## Exercise instructions
Across the records, find how many lines include the string "Accept" and answer with only the figure.

○ ○ ○ ○ ○ ○ ○

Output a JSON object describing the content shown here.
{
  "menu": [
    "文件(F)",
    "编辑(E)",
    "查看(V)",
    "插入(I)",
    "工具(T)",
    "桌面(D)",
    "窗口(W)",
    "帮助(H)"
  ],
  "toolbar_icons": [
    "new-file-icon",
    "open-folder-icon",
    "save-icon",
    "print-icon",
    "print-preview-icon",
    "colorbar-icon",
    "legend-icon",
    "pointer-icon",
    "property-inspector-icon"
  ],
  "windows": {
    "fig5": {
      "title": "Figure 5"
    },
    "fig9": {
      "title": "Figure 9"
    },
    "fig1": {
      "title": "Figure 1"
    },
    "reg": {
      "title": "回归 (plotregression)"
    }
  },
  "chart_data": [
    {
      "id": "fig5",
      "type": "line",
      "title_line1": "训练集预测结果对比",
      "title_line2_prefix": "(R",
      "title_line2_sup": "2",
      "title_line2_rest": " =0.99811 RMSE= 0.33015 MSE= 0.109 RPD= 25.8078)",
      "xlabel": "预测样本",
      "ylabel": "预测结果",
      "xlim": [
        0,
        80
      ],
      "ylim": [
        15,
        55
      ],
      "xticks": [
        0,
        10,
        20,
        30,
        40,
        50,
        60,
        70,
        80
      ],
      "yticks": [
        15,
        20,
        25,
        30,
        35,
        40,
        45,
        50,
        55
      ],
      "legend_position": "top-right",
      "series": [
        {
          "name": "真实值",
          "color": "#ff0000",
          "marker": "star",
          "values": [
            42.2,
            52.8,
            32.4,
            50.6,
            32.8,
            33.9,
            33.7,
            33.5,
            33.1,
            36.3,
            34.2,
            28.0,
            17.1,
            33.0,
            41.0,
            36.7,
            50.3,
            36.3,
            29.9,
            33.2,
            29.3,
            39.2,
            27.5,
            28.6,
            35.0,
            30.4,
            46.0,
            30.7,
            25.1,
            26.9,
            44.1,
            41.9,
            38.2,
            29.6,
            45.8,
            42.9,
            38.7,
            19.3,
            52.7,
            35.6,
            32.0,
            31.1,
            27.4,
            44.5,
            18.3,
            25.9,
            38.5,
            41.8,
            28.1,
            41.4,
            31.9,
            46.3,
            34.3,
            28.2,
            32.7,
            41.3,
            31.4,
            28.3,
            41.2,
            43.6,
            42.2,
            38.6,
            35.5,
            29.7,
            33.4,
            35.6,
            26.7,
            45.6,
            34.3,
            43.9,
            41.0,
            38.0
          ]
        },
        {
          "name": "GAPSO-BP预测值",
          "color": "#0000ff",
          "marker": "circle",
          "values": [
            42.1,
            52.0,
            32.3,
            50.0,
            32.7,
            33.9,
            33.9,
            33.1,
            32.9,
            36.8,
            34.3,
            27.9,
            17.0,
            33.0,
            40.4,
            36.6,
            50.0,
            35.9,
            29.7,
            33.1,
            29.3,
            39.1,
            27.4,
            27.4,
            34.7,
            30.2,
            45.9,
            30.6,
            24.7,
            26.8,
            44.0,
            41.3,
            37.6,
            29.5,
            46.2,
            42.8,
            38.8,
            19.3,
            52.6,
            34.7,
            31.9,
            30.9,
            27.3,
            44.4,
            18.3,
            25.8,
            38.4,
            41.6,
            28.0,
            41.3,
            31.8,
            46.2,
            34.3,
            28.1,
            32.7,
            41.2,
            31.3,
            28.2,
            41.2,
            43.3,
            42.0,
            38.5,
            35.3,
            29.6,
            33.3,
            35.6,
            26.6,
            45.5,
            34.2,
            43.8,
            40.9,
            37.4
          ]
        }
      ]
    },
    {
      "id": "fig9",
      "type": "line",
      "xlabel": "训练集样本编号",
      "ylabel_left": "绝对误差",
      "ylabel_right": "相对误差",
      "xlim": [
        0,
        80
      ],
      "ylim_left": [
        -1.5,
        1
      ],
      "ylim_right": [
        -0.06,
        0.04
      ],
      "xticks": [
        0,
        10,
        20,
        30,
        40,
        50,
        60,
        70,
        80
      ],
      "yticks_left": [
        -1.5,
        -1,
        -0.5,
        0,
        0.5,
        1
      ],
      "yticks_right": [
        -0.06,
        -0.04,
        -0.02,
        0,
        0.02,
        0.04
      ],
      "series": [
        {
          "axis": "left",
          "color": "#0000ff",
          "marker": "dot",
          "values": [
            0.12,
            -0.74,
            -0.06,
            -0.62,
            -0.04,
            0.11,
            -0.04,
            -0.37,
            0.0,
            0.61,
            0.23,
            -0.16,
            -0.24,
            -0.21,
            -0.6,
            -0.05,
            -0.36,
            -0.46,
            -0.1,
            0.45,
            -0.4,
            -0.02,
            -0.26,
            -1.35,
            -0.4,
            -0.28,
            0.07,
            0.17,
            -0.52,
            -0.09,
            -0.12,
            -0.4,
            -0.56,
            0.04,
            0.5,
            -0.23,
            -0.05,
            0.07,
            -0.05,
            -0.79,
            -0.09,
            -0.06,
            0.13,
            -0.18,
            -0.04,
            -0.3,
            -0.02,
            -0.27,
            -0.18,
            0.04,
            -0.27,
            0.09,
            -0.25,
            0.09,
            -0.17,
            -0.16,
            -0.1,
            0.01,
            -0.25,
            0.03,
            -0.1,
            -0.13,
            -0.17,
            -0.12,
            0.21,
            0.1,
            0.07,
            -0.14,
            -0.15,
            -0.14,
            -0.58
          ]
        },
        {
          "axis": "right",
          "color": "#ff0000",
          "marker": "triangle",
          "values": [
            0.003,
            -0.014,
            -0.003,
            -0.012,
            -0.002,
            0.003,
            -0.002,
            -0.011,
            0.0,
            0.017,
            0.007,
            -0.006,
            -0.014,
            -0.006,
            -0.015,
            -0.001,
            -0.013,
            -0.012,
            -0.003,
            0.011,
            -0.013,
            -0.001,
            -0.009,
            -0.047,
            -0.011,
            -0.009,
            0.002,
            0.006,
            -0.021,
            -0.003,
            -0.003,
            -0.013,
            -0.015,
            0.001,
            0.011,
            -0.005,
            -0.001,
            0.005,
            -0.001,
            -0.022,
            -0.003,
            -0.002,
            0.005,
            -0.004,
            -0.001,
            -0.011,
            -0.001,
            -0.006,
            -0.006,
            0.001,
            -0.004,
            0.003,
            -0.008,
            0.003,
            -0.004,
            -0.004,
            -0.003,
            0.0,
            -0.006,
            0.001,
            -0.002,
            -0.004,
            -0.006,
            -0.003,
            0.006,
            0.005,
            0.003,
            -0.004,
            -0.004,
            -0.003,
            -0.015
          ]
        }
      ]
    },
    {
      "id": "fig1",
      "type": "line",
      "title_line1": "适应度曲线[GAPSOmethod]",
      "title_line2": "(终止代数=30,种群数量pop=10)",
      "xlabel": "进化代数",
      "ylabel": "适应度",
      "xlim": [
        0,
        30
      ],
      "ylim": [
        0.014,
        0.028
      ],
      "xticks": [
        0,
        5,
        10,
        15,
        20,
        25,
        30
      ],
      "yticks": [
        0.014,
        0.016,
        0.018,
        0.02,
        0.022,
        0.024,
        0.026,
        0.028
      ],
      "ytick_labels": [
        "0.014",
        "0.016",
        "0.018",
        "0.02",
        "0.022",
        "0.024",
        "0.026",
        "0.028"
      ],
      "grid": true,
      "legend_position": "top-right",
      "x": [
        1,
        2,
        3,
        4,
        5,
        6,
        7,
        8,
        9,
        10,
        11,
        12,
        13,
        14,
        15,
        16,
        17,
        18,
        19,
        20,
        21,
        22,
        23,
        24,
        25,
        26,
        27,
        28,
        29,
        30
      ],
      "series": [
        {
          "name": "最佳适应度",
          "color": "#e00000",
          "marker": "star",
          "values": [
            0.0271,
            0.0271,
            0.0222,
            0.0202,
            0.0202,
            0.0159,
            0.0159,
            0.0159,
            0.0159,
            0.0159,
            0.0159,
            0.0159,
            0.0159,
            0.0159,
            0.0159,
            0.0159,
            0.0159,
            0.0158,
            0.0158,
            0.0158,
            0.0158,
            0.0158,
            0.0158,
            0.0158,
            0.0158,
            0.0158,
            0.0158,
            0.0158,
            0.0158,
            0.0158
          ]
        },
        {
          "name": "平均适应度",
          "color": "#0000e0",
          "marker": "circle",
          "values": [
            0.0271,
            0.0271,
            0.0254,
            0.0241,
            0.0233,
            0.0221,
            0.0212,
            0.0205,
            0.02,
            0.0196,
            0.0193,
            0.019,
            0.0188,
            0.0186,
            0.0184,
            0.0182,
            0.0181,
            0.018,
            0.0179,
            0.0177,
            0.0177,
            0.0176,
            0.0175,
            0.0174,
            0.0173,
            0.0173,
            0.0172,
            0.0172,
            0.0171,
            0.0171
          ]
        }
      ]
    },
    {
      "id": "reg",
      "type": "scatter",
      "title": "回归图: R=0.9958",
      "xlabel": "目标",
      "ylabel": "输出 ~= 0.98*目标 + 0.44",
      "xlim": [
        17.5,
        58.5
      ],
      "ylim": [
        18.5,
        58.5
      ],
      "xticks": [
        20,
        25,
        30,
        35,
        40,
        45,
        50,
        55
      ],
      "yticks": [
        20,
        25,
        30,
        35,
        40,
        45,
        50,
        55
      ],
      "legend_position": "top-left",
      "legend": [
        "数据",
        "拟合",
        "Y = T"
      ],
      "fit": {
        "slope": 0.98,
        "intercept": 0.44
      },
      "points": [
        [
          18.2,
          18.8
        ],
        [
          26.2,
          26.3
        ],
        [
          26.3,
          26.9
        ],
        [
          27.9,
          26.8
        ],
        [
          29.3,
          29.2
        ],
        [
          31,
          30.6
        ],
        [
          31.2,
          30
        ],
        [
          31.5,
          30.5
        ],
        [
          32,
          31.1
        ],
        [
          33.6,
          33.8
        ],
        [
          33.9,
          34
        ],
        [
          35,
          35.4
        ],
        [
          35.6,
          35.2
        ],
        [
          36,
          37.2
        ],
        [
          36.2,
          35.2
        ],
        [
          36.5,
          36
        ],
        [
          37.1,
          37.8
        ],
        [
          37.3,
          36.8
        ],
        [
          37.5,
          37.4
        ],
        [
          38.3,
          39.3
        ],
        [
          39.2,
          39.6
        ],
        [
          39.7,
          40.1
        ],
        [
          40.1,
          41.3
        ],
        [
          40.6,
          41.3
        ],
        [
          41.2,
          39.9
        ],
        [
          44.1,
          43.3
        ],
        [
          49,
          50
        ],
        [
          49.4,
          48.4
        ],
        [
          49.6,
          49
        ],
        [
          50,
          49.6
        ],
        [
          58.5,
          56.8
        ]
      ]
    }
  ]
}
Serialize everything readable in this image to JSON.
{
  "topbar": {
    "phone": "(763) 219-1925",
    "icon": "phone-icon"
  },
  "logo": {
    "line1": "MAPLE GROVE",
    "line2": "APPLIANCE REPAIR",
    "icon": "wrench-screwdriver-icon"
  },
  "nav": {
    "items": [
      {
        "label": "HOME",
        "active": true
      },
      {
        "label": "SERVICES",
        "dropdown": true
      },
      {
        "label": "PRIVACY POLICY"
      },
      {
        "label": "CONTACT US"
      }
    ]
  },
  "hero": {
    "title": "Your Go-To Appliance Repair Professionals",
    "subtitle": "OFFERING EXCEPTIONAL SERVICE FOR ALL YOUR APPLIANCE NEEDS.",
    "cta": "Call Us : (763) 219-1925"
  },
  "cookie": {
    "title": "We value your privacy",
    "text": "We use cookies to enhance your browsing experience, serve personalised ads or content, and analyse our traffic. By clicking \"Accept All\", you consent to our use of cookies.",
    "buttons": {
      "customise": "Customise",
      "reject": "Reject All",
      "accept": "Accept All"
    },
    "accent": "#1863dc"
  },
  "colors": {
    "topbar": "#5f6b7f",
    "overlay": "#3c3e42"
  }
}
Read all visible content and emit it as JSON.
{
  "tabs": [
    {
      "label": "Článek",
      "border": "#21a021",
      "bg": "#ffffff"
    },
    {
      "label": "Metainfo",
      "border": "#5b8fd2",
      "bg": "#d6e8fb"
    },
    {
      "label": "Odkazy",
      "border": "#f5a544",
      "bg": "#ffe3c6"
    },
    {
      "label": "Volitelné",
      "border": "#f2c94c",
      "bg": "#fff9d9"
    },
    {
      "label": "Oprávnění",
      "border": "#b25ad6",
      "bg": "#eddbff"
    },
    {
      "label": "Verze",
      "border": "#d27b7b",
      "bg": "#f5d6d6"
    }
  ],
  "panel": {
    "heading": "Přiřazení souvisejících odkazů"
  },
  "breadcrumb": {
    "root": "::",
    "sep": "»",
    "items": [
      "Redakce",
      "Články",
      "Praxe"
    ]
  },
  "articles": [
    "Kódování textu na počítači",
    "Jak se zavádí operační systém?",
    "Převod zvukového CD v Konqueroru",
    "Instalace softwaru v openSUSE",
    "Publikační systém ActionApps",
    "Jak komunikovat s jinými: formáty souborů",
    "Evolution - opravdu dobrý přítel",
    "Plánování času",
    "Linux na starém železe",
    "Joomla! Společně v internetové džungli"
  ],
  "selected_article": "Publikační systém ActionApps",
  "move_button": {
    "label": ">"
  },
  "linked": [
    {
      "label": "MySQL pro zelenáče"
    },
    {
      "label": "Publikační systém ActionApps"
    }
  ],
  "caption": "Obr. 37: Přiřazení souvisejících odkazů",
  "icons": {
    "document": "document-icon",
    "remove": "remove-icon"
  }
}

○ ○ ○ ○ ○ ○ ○

## Task solution
2